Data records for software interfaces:
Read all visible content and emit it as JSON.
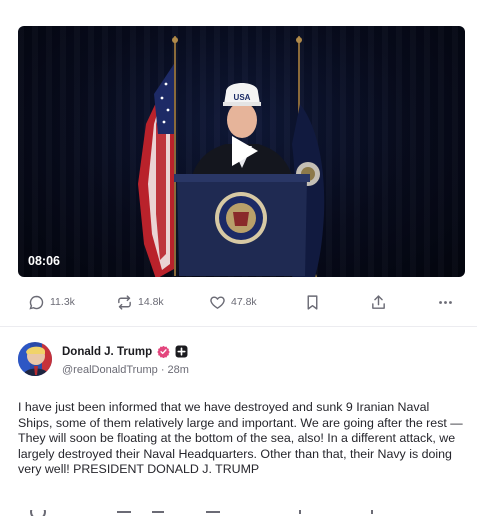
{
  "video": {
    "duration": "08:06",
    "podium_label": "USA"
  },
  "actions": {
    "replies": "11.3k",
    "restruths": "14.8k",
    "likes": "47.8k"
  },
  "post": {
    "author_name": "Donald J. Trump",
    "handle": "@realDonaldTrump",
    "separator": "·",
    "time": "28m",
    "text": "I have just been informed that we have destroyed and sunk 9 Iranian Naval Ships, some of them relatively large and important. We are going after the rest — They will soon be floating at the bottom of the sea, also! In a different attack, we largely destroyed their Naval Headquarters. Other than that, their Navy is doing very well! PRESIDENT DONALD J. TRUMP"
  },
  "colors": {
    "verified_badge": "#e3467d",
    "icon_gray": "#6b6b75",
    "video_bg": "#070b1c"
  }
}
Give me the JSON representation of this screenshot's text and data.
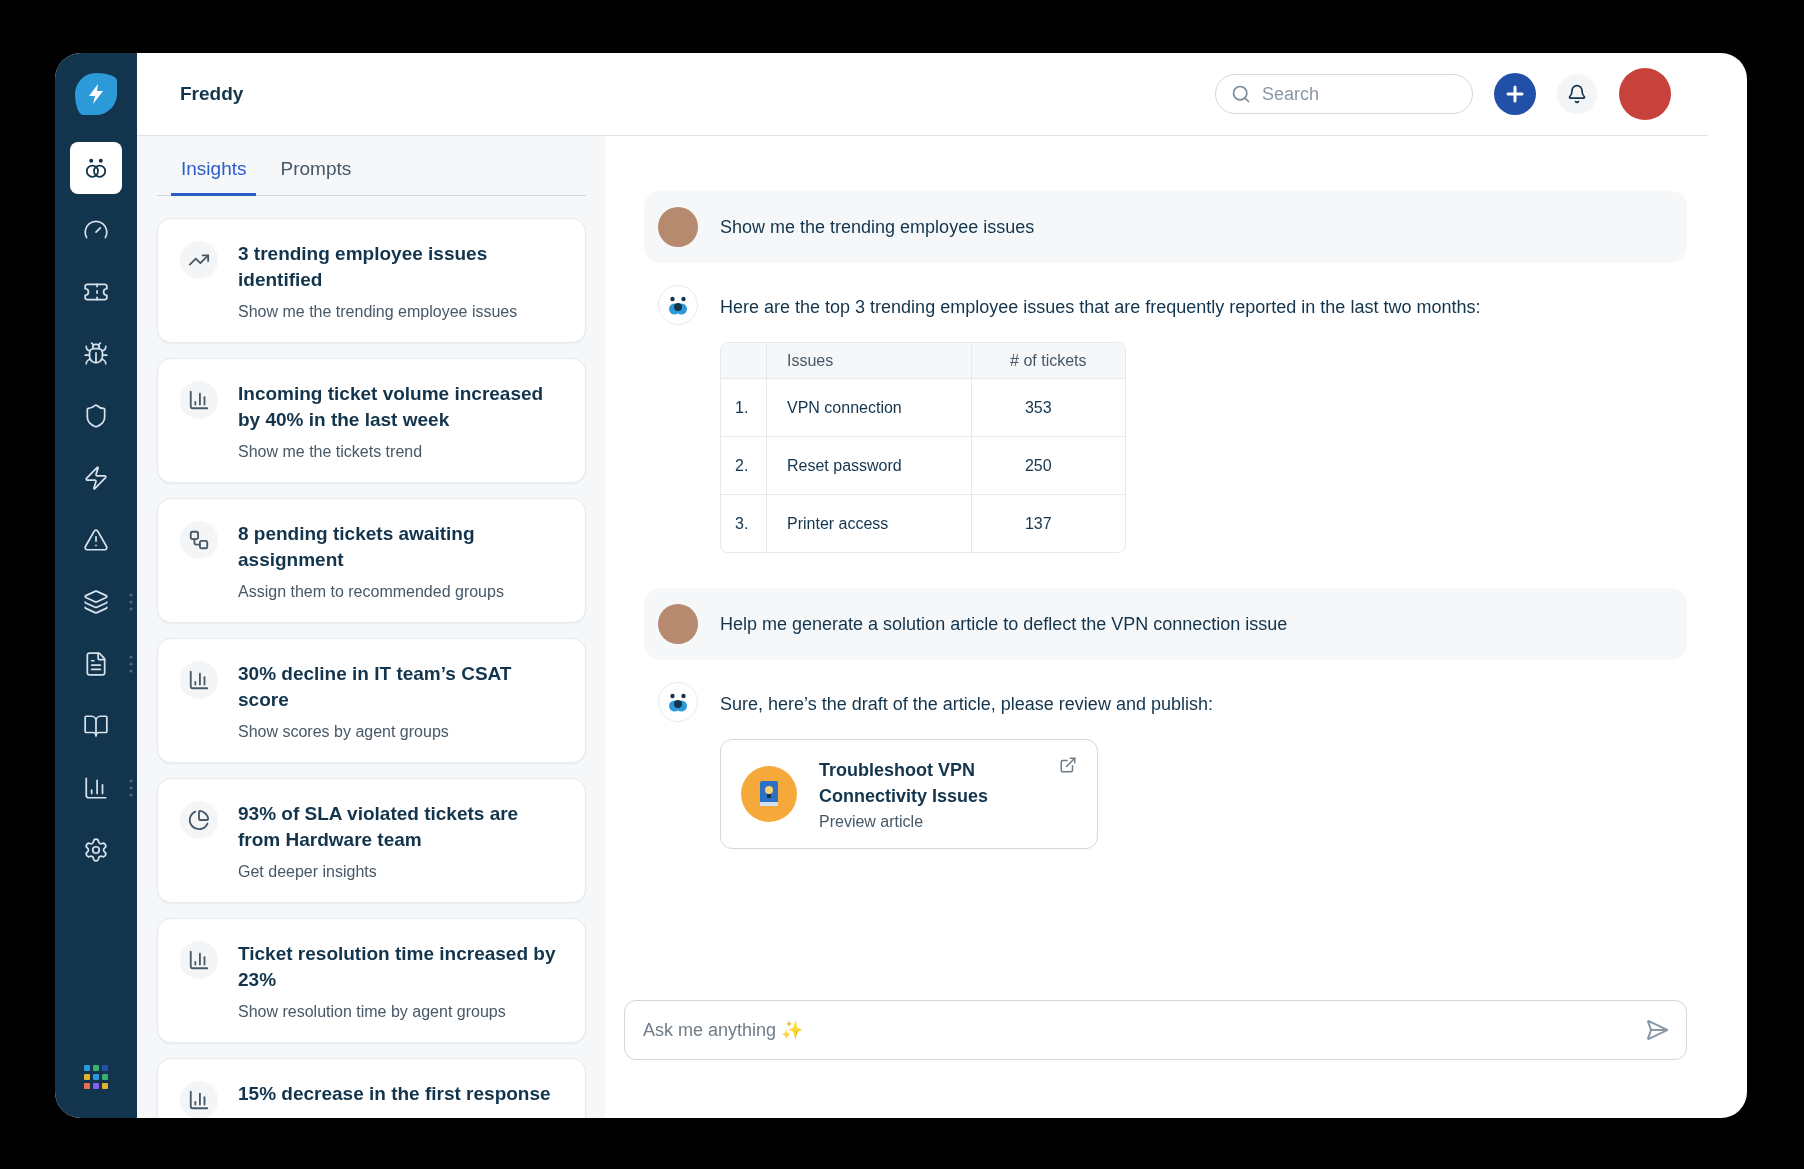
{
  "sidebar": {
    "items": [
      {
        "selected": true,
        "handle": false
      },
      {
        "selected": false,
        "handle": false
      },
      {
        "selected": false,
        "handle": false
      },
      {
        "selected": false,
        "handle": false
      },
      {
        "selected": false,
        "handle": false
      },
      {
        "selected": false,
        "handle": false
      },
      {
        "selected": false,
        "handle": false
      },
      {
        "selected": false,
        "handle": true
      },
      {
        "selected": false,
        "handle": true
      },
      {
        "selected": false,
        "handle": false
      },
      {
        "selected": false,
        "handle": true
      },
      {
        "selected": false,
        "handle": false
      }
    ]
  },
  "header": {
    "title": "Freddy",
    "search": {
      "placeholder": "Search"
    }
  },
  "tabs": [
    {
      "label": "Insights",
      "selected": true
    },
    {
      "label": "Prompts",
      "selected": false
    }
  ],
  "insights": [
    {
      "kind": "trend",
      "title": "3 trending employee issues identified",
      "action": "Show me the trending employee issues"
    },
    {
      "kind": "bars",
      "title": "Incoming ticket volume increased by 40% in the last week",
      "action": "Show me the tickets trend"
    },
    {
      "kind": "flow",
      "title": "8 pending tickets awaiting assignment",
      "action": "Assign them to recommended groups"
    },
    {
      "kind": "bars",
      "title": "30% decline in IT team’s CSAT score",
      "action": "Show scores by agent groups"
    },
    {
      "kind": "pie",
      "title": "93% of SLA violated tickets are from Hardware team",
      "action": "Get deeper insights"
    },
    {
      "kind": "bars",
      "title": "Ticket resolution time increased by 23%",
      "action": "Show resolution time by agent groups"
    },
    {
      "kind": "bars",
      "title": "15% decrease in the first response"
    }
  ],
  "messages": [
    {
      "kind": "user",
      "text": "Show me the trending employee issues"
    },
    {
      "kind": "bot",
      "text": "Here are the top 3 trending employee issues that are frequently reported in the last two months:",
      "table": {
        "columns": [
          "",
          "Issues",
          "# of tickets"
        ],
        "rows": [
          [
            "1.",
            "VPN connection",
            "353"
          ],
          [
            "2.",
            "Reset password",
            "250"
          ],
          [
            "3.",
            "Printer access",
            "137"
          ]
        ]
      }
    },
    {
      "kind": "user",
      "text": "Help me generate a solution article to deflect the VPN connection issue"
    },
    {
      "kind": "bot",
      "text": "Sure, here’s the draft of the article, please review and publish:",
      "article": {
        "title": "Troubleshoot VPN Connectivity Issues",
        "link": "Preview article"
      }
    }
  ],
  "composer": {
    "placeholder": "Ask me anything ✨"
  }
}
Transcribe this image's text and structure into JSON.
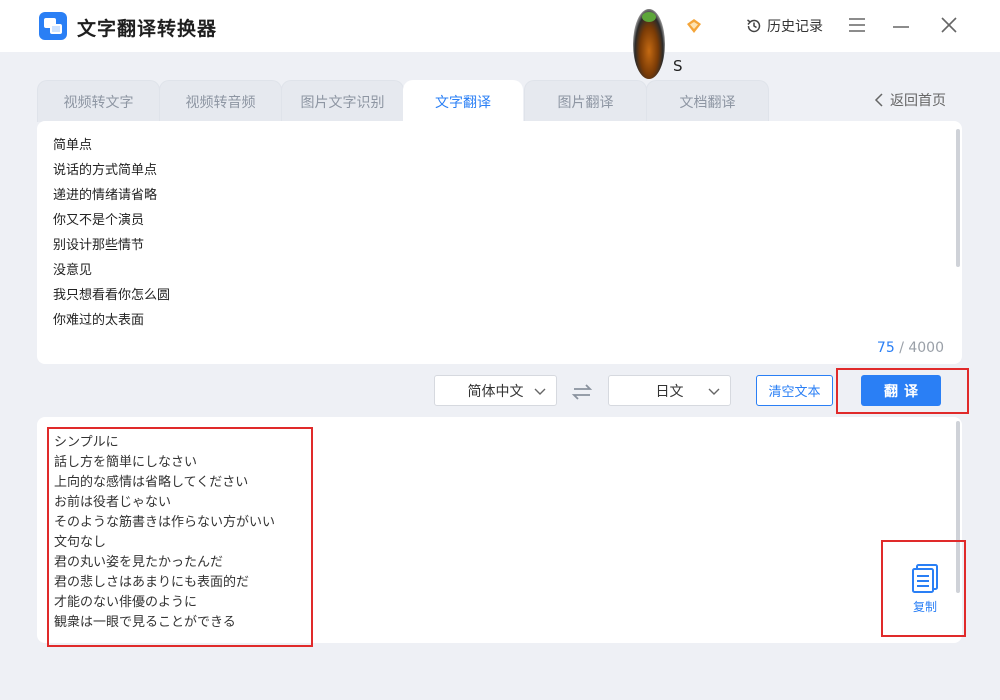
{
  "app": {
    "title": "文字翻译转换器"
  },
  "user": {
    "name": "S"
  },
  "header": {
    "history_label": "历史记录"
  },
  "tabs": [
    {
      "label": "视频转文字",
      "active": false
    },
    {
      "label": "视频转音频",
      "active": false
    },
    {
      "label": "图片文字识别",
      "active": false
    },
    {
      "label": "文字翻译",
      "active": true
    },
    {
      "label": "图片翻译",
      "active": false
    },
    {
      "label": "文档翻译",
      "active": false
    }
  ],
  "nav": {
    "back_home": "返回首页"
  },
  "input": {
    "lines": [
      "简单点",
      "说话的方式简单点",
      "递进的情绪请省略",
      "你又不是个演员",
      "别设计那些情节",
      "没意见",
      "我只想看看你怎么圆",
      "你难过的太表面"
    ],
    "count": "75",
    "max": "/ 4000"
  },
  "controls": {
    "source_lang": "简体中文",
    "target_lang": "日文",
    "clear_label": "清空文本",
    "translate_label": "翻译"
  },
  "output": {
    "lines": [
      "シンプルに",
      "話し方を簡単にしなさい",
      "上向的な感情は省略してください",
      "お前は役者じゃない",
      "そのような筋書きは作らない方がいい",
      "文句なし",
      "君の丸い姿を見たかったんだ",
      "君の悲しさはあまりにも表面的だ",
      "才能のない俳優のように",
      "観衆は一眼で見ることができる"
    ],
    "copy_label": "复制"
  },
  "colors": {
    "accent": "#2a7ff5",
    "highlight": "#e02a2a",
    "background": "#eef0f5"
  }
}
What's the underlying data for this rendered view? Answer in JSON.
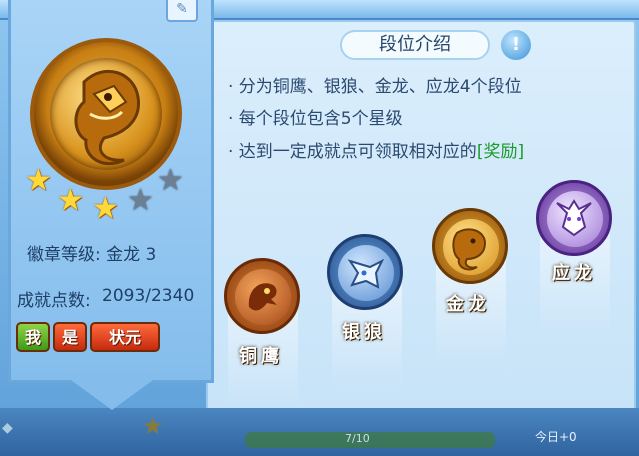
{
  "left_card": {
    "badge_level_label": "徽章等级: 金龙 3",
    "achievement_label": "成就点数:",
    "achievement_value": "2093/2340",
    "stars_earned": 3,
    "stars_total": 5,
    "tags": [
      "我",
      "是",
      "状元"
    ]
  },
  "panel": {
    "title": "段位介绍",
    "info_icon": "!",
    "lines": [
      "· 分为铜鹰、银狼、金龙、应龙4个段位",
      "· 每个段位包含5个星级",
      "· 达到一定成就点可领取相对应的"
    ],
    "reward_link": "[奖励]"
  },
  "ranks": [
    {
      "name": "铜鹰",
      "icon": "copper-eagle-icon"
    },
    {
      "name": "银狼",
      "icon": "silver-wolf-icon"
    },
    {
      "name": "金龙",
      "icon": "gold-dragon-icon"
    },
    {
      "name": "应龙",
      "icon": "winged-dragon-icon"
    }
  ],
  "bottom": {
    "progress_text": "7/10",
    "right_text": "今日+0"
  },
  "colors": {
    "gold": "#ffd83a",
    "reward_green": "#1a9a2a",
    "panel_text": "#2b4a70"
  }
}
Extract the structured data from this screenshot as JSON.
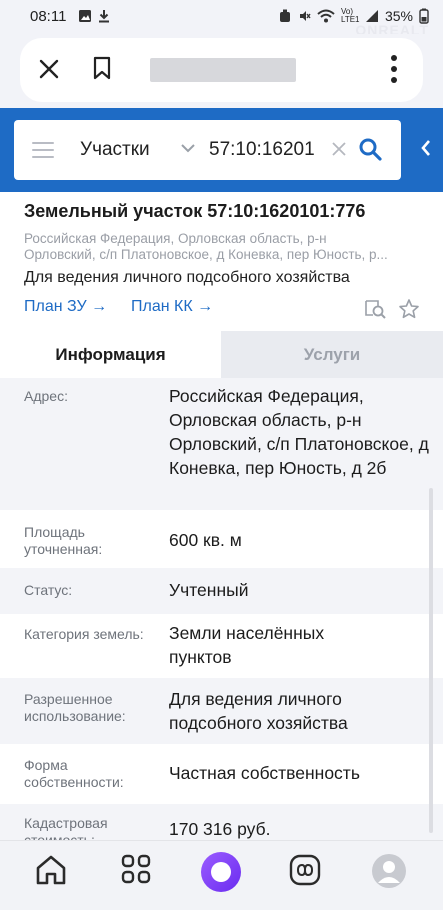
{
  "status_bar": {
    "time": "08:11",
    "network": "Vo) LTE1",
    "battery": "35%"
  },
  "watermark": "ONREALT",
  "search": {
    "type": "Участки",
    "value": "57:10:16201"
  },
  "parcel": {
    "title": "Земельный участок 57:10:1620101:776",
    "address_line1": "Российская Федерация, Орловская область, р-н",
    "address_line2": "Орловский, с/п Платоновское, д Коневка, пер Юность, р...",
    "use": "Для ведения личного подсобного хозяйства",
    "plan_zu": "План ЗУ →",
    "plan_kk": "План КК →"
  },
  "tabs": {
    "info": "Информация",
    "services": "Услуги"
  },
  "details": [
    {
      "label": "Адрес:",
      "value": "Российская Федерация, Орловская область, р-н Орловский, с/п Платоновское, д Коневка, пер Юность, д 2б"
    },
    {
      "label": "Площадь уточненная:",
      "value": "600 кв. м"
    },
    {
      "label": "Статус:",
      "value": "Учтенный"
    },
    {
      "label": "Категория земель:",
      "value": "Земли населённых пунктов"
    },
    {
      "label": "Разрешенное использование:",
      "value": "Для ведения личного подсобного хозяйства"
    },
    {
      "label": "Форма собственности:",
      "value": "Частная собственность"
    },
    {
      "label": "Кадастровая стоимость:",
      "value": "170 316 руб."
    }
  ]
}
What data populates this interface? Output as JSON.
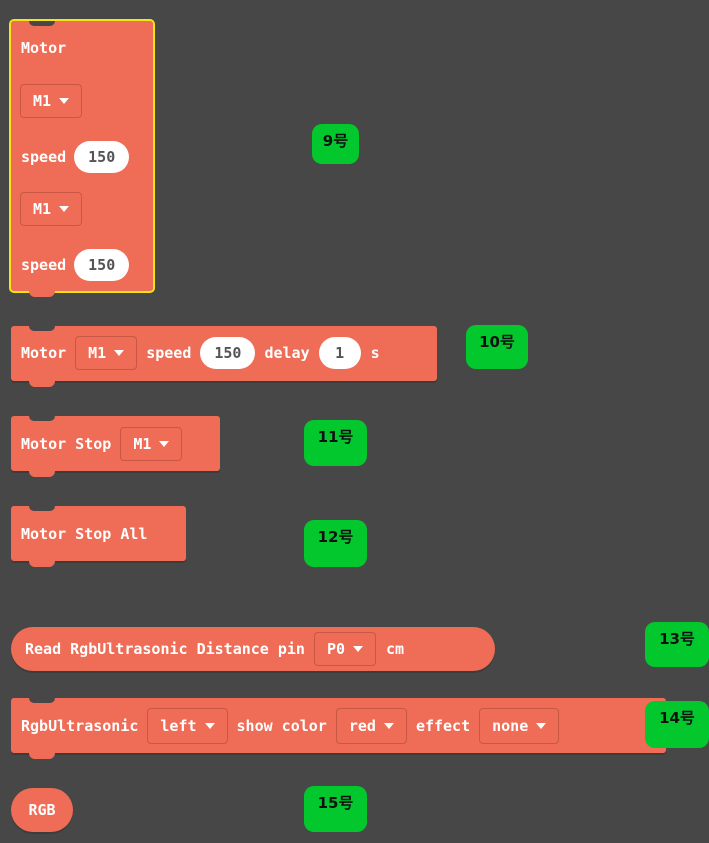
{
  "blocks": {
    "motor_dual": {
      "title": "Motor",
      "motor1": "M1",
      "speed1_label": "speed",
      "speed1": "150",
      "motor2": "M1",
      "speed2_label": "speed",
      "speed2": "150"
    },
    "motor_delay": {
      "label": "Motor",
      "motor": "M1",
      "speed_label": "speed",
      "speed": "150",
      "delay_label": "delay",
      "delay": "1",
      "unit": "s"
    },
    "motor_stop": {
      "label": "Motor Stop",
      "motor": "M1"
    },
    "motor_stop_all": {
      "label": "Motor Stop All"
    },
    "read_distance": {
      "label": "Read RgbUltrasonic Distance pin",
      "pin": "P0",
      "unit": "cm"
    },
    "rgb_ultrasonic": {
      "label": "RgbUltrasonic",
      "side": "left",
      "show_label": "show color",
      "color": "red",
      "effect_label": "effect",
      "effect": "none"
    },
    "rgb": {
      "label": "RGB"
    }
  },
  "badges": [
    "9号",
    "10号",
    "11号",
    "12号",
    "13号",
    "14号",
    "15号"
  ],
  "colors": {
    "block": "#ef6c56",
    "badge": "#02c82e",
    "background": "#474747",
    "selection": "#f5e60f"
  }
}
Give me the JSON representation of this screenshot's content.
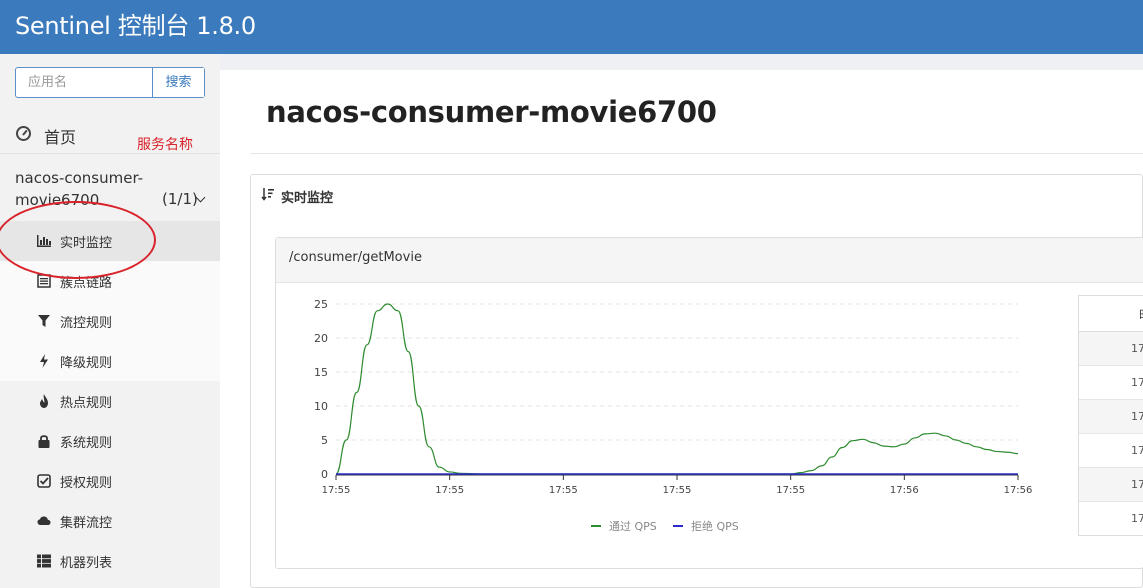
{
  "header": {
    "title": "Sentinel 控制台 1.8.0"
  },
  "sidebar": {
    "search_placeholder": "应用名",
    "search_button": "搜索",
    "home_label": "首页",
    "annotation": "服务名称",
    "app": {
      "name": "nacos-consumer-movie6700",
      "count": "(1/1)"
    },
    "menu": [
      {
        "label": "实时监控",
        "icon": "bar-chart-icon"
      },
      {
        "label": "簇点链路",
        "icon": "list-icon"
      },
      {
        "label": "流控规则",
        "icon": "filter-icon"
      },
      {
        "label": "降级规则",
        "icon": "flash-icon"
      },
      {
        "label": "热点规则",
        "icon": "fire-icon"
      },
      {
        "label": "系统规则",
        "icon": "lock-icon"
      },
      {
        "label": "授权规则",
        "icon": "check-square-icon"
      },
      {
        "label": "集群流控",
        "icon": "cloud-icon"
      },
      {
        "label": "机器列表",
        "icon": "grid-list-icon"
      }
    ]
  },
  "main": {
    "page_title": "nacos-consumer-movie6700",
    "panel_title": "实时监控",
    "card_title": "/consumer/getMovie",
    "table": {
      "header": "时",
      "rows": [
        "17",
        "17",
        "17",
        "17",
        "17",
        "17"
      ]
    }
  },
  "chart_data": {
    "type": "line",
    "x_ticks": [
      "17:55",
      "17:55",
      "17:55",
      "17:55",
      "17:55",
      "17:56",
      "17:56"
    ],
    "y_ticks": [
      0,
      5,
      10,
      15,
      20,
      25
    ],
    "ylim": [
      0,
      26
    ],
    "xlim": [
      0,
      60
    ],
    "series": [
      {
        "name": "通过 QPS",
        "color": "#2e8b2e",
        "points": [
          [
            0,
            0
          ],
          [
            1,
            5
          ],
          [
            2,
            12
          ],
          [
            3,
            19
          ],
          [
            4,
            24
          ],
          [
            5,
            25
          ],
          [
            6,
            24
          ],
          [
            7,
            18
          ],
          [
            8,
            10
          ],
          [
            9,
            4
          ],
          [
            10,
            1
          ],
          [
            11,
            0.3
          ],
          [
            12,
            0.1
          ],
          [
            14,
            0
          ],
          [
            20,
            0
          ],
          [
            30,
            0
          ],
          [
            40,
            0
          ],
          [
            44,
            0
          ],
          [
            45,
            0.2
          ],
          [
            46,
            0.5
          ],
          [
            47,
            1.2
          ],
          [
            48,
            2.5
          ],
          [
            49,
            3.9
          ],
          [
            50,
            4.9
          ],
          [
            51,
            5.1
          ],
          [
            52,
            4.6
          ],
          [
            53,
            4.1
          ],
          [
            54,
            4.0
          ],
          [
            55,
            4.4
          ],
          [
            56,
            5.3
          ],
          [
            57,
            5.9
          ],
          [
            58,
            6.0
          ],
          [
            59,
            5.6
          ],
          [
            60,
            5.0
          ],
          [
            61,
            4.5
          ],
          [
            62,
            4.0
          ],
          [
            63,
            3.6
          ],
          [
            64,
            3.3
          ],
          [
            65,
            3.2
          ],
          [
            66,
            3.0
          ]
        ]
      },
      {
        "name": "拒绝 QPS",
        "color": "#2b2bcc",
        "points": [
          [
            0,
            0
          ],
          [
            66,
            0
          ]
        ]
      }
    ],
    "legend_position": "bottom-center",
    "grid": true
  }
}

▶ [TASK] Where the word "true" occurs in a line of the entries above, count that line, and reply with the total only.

▶ [EXERCISE RESPONSE] 7